TASK STATEMENT: Across these entries, count the lines holding the string "this"; the number is the whole answer.

EXERCISE MATERIALS:

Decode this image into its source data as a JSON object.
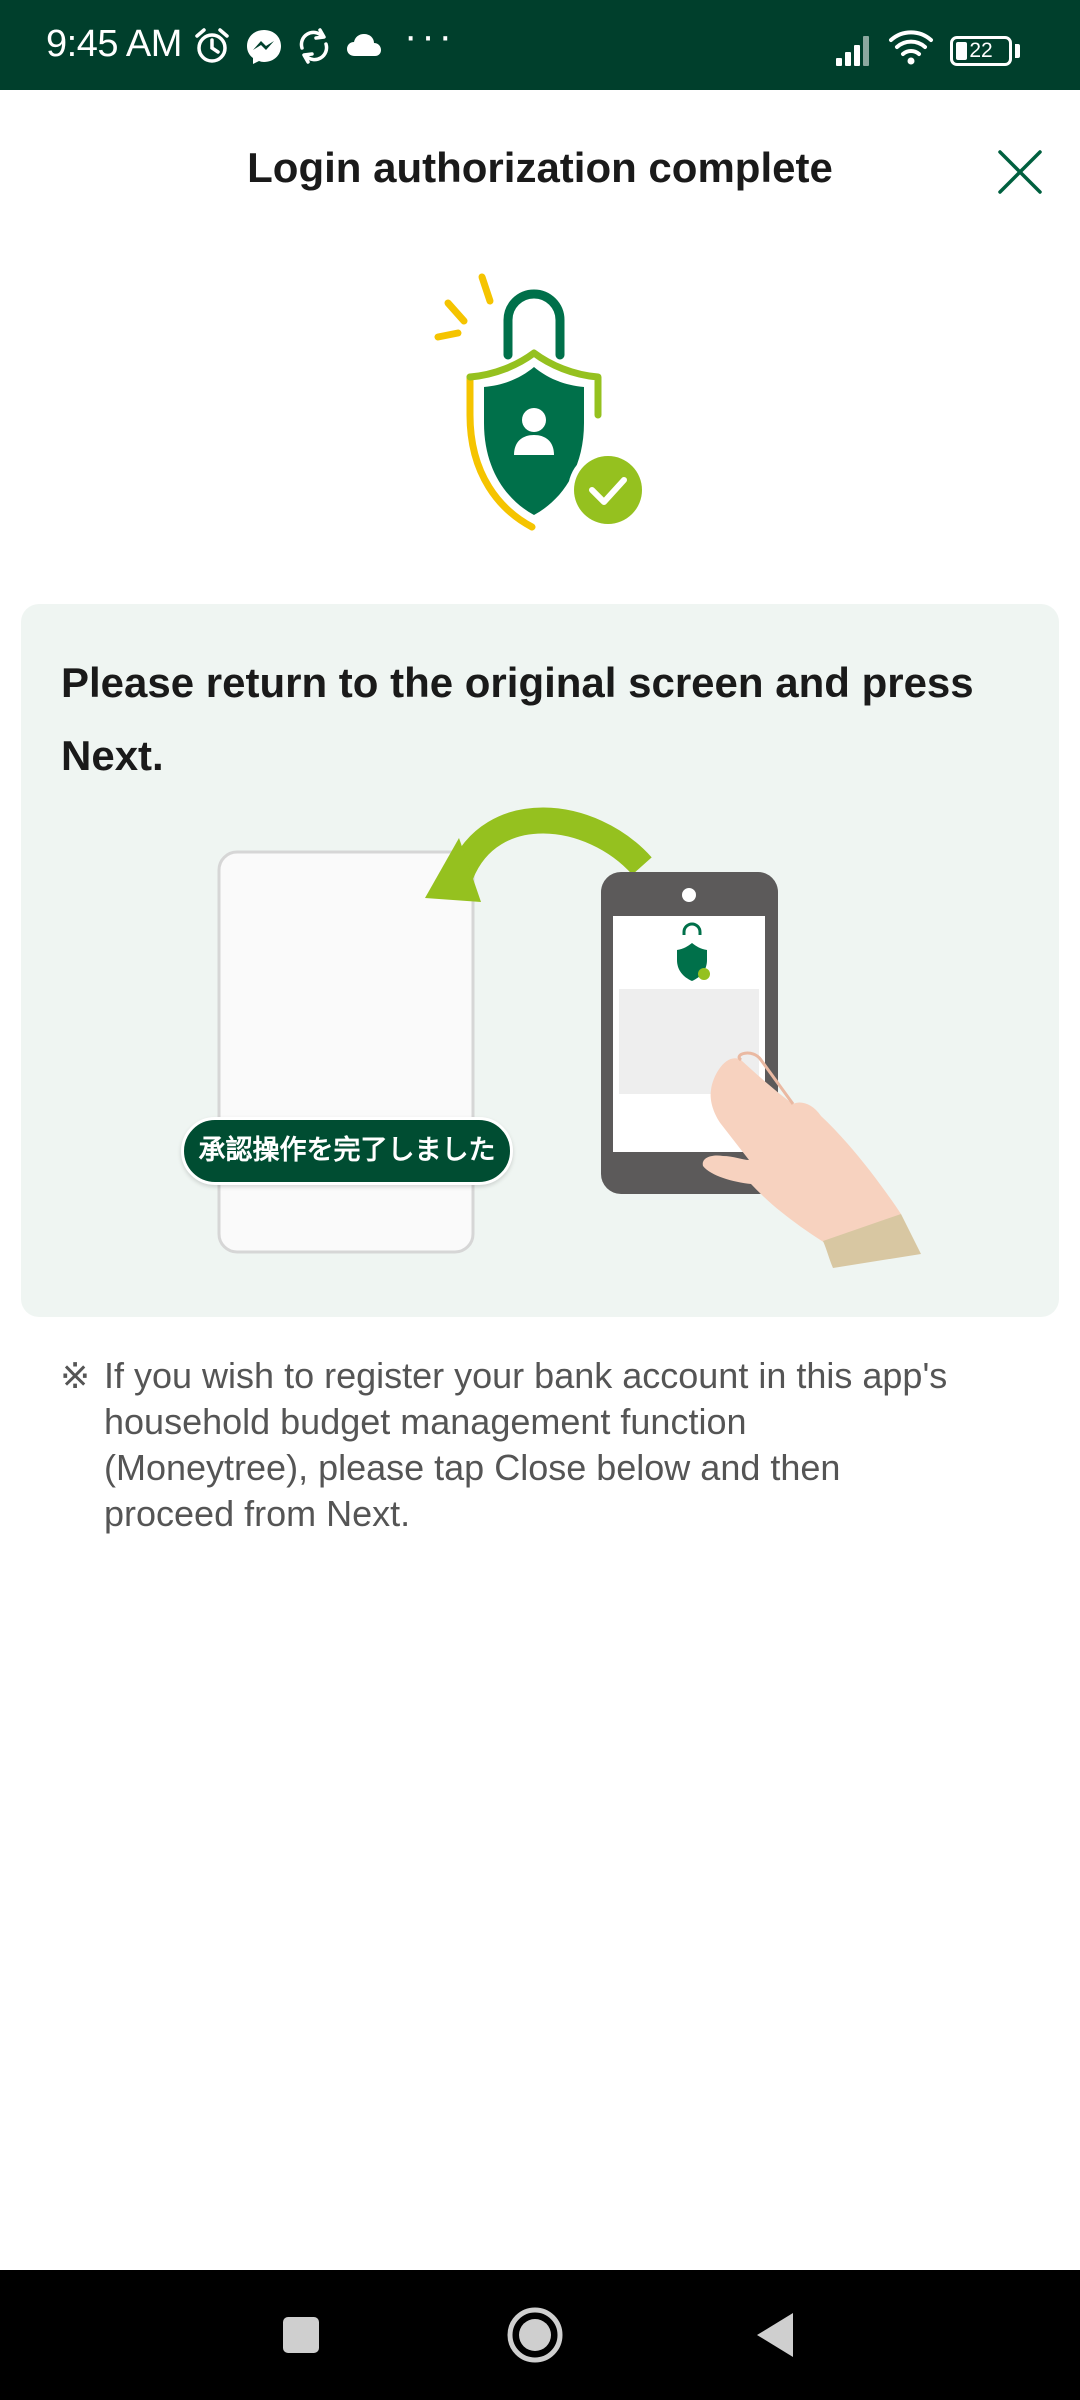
{
  "status_bar": {
    "time": "9:45 AM",
    "battery_level": "22",
    "battery_fraction": 0.22,
    "overflow": "···",
    "icons": [
      "alarm-icon",
      "messenger-icon",
      "sync-icon",
      "cloud-icon",
      "signal-icon",
      "wifi-icon",
      "battery-icon"
    ]
  },
  "header": {
    "title": "Login authorization complete",
    "close_icon": "close-icon"
  },
  "hero": {
    "icon": "shield-lock-check-icon"
  },
  "card": {
    "heading": "Please return to the original screen and press Next.",
    "illustration_badge": "承認操作を完了しました"
  },
  "note": {
    "mark": "※",
    "text": "If you wish to register your bank account in this app's household budget management function (Moneytree), please tap Close below and then proceed from Next."
  },
  "nav_bar": {
    "buttons": [
      "recents-square-icon",
      "home-circle-icon",
      "back-triangle-icon"
    ]
  },
  "colors": {
    "status_bar_bg": "#003f2c",
    "brand_green": "#00704a",
    "accent_lime": "#95c11f",
    "accent_yellow": "#f5c400",
    "card_bg": "#eff5f2",
    "badge_bg": "#004d32"
  }
}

WRITTEN RESPONSE: 2